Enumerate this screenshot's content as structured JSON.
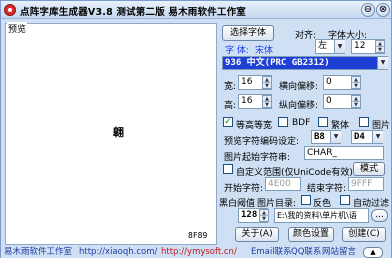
{
  "window": {
    "title": "点阵字库生成器V3.8 测试第二版 易木雨软件工作室",
    "minimize_label": "⊖",
    "close_label": "⊗"
  },
  "preview": {
    "label": "预览",
    "glyph": "翶",
    "code": "8F89"
  },
  "font": {
    "select_button": "选择字体",
    "font_prefix": "字  体:",
    "font_name": "宋体",
    "align_label": "对齐:",
    "size_label": "字体大小:",
    "align_value": "左",
    "size_value": "12",
    "charset_value": "936 中文(PRC GB2312)"
  },
  "dimensions": {
    "width_label": "宽:",
    "width_value": "16",
    "height_label": "高:",
    "height_value": "16",
    "h_offset_label": "横向偏移:",
    "h_offset_value": "0",
    "v_offset_label": "纵向偏移:",
    "v_offset_value": "0"
  },
  "options": {
    "monospace_label": "等高等宽",
    "monospace_checked": true,
    "bdf_label": "BDF",
    "bdf_checked": false,
    "traditional_label": "繁体",
    "traditional_checked": false,
    "image_label": "图片",
    "image_checked": false
  },
  "encoding": {
    "preset_label": "预览字符编码设定:",
    "byte1_value": "B8",
    "byte2_value": "D4",
    "image_start_label": "图片起始字符串:",
    "image_start_value": "CHAR_"
  },
  "custom_range": {
    "label": "自定义范围(仅UniCode有效)",
    "checked": false,
    "mode_button": "模式",
    "start_label": "开始字符:",
    "start_placeholder": "4E00",
    "end_label": "结束字符:",
    "end_placeholder": "9FFF"
  },
  "threshold": {
    "label": "黑白阈值",
    "image_dir_label": "图片目录:",
    "invert_label": "反色",
    "invert_checked": false,
    "auto_filter_label": "自动过滤",
    "auto_filter_checked": false,
    "threshold_value": "128",
    "dir_value": "E:\\我的资料\\单片机\\语",
    "browse_button": "..."
  },
  "actions": {
    "about_button": "关于(A)",
    "color_button": "颜色设置",
    "create_button": "创建(C)"
  },
  "status": {
    "studio": "易木雨软件工作室",
    "url1": "http://xiaoqh.com/",
    "url2": "http://ymysoft.cn/",
    "email_label": "Email联系",
    "qq_label": "QQ联系",
    "guestbook_label": "网站留言",
    "up_label": "▲"
  },
  "colors": {
    "accent": "#1535b4",
    "link_red": "#c0161a",
    "check_green": "#1b7a1b"
  }
}
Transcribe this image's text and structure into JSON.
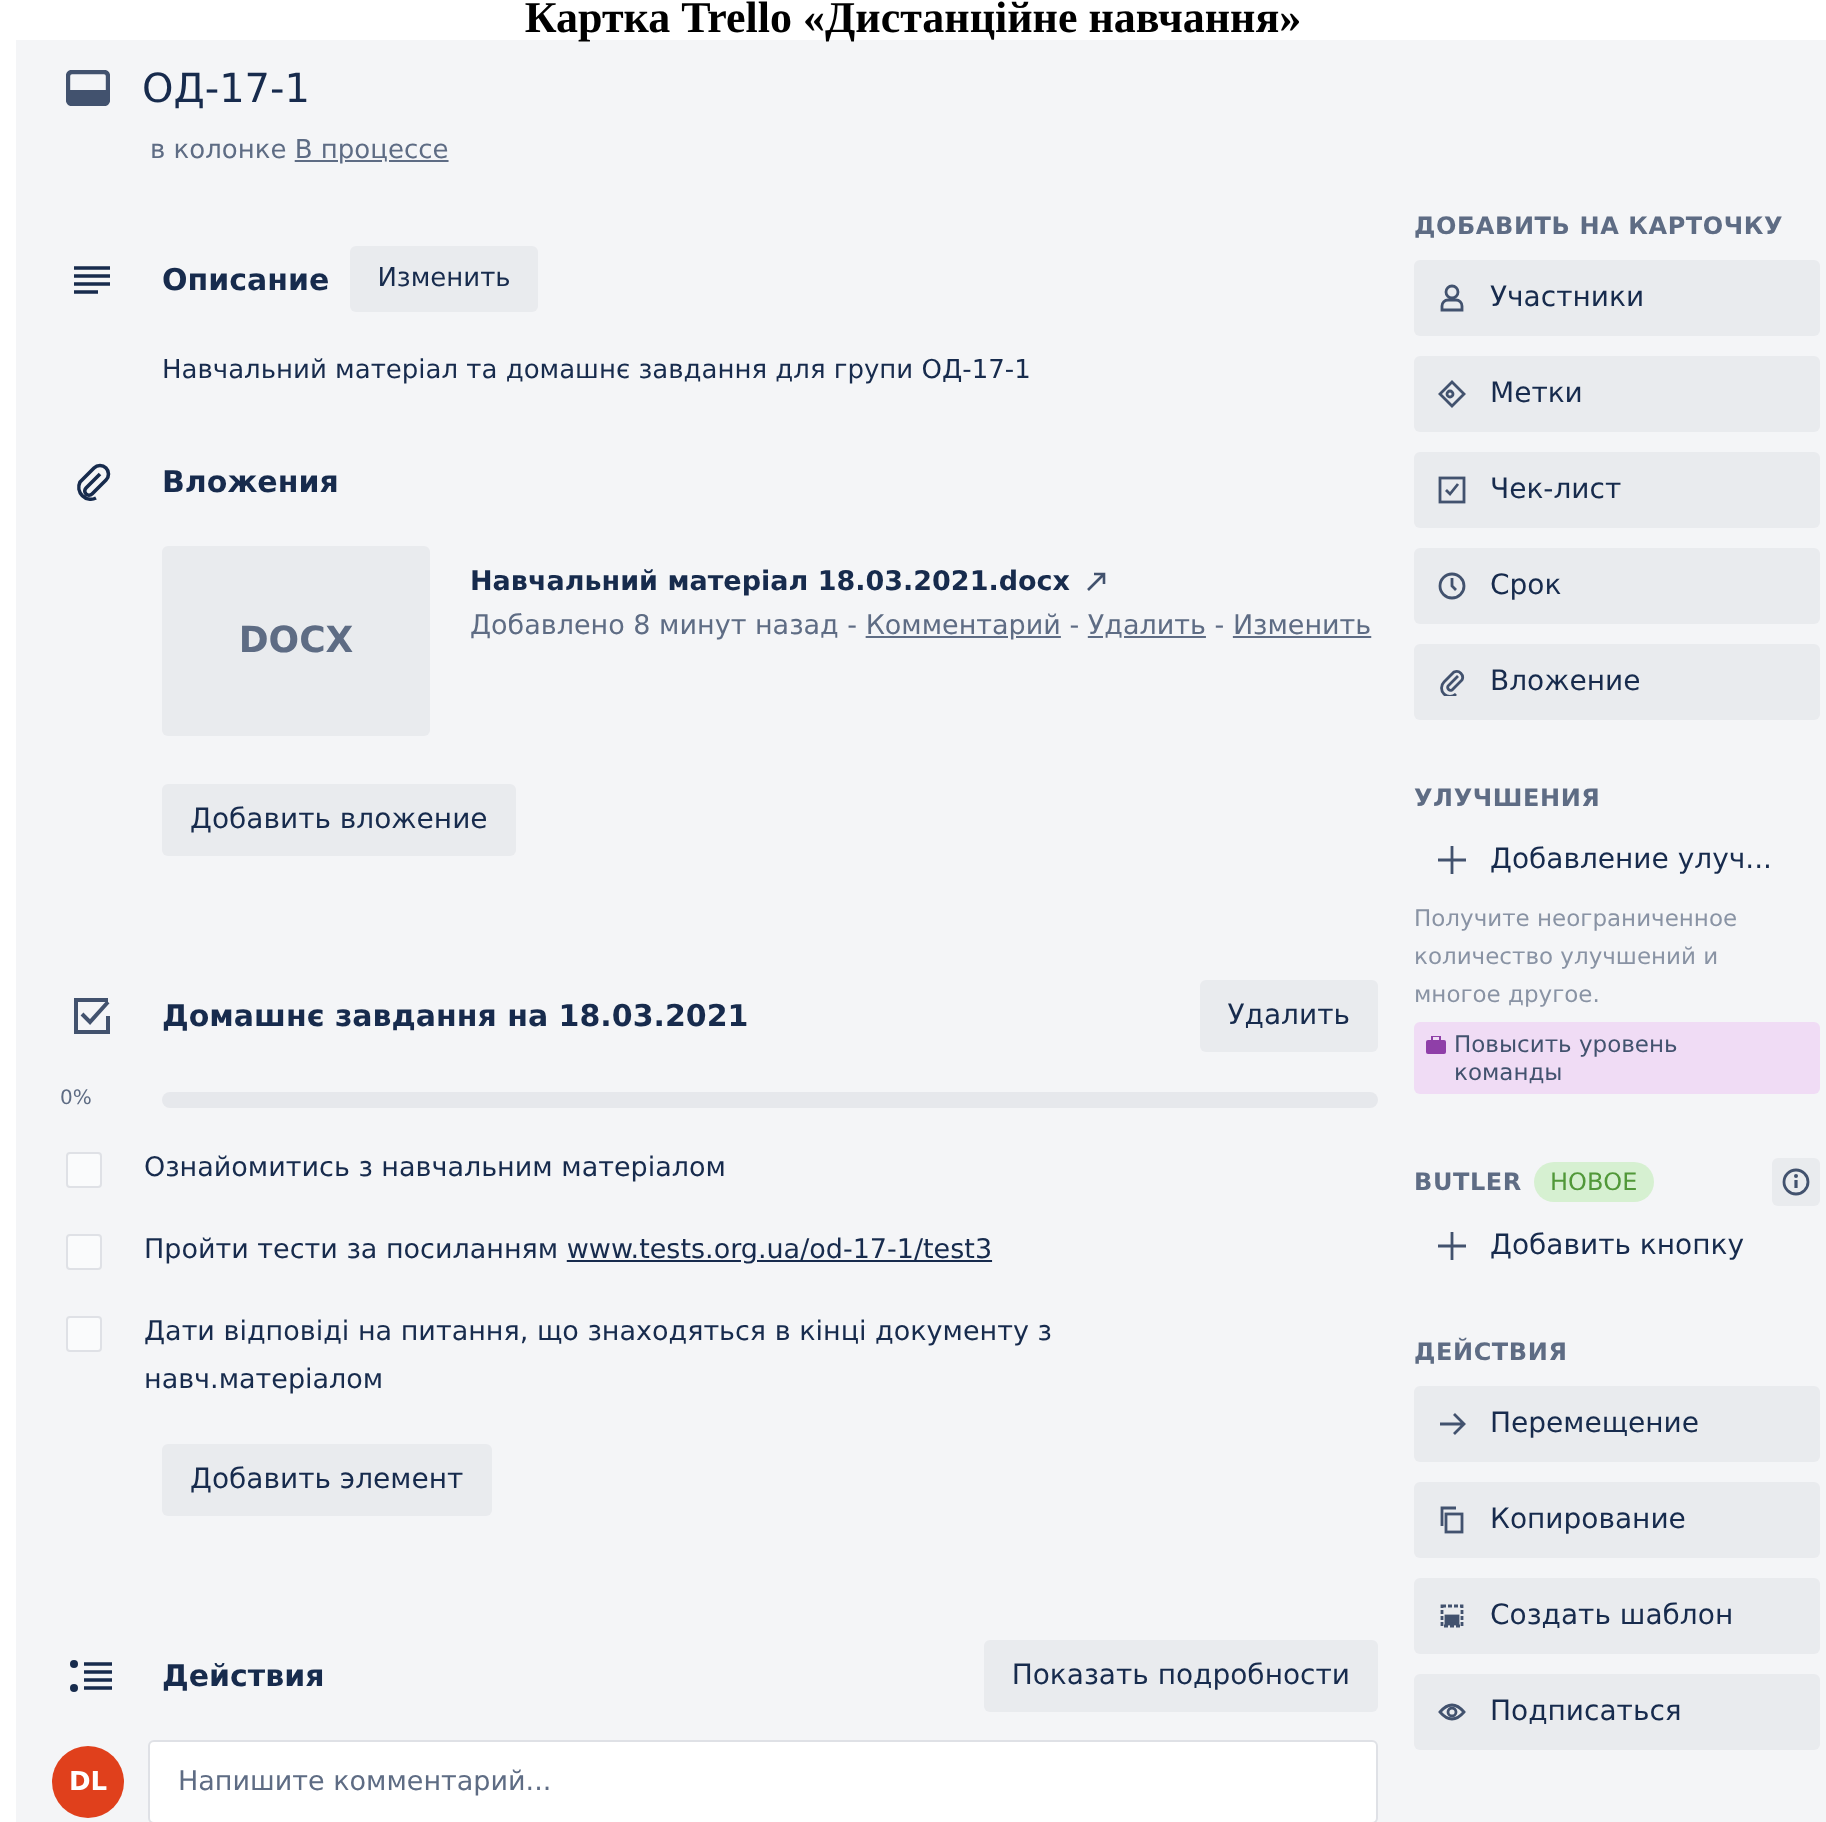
{
  "caption": "Картка Trello «Дистанційне навчання»",
  "card": {
    "title": "ОД-17-1",
    "list_prefix": "в колонке",
    "list_name": "В процессе"
  },
  "description": {
    "heading": "Описание",
    "edit_button": "Изменить",
    "text": "Навчальний матеріал та домашнє завдання для групи ОД-17-1"
  },
  "attachments": {
    "heading": "Вложения",
    "items": [
      {
        "thumb": "DOCX",
        "name": "Навчальний матеріал 18.03.2021.docx",
        "meta": [
          {
            "kind": "text",
            "text": "Добавлено 8 минут назад -"
          },
          {
            "kind": "link",
            "text": "Комментарий"
          },
          {
            "kind": "text",
            "text": "-"
          },
          {
            "kind": "link",
            "text": "Удалить"
          },
          {
            "kind": "text",
            "text": "-"
          },
          {
            "kind": "link",
            "text": "Изменить"
          }
        ]
      }
    ],
    "add_button": "Добавить вложение"
  },
  "checklist": {
    "heading": "Домашнє завдання на 18.03.2021",
    "delete_button": "Удалить",
    "percent": "0%",
    "level": 0,
    "items": [
      {
        "text": "Ознайомитись з навчальним матеріалом",
        "checked": false
      },
      {
        "text": "Пройти тести за посиланням ",
        "link": "www.tests.org.ua/od-17-1/test3",
        "checked": false
      },
      {
        "text": "Дати відповіді на питання, що знаходяться в кінці документу з навч.матеріалом",
        "checked": false
      }
    ],
    "add_button": "Добавить элемент"
  },
  "activity": {
    "heading": "Действия",
    "details_button": "Показать подробности",
    "avatar": "DL",
    "comment_placeholder": "Напишите комментарий..."
  },
  "sidebar": [
    {
      "kind": "buttons",
      "title": "ДОБАВИТЬ НА КАРТОЧКУ",
      "items": [
        {
          "label": "Участники"
        },
        {
          "label": "Метки"
        },
        {
          "label": "Чек-лист"
        },
        {
          "label": "Срок"
        },
        {
          "label": "Вложение"
        }
      ]
    },
    {
      "kind": "powerups",
      "title": "УЛУЧШЕНИЯ",
      "add": "Добавление улуч...",
      "note": "Получите неограниченное количество улучшений и многое другое.",
      "upgrade": "Повысить уровень команды"
    },
    {
      "kind": "butler",
      "title": "BUTLER",
      "badge": "НОВОЕ",
      "add": "Добавить кнопку"
    },
    {
      "kind": "buttons",
      "title": "ДЕЙСТВИЯ",
      "items": [
        {
          "label": "Перемещение"
        },
        {
          "label": "Копирование"
        },
        {
          "label": "Создать шаблон"
        },
        {
          "label": "Подписаться"
        }
      ]
    }
  ]
}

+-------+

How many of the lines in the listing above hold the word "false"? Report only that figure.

9